In the days that followed Rachael, Mike and I loved exploring Ottawa and the outskirts of the city. Mike’s highlights included the fascinating Canadian War Museum, the Canadian Museum of History National and a self-guided craft beer tour of the lively Byward Market. Rachael meanwhile enjoyed a scenic cycling tour of the city with Escape Bicycle Tours, a gastronomic walking tour of Little Italy with C’est Bon Epicurean Adventure and visit to the very impressive National Gallery. Some of my favourite activities included a stroll through the beautiful Gatineau Park, a spooky ghost walk with company Haunted Walk and a captivating tour of the historic Parliament buildings. However we all loved the Nordik Spa, which is North America’s largest spa. After all that celebrating and site seeing it provided the perfect opportunity to unwind.
Totem Pole at the Canadian Museum of History
All three of us were blown away with the food on offer throughout. From local street food such as sweet ‘BeaverTails’ to high end dinning, Ottawa caters for every taste. Play Food and Wine was one of our favourite restaurants, it serves a huge variety of excellent tapas style dishes each paired with a recommended wine. Another fantastic meal was had at The Albion Rooms in downtown Ottawa. We had rustic yet contemporary dishes washed down with delicious signature cocktails.
Tim tucks into a BeaverTail

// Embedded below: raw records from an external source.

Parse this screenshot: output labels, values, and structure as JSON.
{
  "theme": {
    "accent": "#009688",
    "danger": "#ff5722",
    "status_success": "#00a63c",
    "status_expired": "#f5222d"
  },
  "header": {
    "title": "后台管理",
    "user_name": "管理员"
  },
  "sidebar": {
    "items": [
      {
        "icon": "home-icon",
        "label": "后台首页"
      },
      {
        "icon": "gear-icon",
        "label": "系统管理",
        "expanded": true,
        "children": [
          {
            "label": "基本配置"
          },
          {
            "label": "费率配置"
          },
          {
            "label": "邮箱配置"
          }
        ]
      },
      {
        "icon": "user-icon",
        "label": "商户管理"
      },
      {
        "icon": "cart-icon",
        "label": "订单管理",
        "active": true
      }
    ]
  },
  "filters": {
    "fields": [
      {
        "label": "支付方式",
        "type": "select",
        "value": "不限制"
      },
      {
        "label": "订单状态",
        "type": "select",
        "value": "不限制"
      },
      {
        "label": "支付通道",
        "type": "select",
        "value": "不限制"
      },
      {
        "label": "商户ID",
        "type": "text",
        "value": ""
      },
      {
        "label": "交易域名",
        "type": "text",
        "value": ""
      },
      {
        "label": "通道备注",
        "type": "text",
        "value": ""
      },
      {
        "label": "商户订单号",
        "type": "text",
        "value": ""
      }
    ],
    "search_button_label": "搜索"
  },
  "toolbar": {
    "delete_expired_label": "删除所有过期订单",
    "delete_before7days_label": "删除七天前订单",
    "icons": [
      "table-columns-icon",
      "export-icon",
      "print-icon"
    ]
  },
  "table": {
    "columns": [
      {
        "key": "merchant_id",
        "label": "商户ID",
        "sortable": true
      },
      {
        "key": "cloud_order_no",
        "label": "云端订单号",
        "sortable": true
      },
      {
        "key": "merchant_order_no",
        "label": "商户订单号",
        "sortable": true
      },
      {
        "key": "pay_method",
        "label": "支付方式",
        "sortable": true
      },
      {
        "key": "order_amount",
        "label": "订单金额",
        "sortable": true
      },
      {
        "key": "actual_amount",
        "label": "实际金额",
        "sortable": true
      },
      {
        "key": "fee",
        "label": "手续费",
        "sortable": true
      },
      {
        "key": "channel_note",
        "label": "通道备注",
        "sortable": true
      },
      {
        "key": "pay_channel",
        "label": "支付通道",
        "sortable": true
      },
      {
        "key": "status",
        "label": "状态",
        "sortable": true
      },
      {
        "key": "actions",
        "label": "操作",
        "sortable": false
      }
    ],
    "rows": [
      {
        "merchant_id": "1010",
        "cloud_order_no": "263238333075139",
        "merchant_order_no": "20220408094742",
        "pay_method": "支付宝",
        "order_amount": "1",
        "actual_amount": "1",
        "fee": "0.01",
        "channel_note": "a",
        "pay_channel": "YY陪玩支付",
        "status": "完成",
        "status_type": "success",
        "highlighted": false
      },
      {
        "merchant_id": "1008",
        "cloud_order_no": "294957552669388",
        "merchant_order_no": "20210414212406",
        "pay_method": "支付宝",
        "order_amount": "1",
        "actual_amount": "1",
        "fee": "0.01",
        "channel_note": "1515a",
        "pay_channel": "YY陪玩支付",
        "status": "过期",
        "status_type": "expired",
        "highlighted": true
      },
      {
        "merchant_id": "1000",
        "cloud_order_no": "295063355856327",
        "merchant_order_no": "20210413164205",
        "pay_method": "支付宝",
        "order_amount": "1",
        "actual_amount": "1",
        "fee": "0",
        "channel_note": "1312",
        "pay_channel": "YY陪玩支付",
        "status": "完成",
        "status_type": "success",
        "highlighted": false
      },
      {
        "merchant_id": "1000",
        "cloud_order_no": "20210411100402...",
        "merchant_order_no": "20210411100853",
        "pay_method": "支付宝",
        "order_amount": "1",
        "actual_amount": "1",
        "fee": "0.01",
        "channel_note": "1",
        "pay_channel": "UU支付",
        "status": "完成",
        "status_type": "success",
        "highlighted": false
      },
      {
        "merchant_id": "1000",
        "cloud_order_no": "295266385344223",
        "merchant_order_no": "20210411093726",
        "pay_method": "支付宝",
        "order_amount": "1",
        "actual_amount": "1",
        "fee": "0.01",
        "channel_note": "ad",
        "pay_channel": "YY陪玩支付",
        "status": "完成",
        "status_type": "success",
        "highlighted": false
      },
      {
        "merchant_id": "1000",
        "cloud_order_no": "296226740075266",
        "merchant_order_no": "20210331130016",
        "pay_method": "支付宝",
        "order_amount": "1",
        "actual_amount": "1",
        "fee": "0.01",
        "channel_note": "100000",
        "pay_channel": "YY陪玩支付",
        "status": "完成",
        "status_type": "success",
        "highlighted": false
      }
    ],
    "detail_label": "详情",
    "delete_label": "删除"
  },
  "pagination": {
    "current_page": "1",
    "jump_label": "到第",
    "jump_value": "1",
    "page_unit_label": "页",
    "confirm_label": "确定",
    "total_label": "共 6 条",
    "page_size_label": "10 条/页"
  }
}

All too soon our time in Ottawa was up. We had only just touched the surface of the attractions and activities on offer in this vibrant city. What we all agreed that Ottawa is one of the most welcoming places that we had ever been to. It isn’t just the fantastic museums, galleries, architecture, food and nightlife that make Ottawa great, above all it is its people.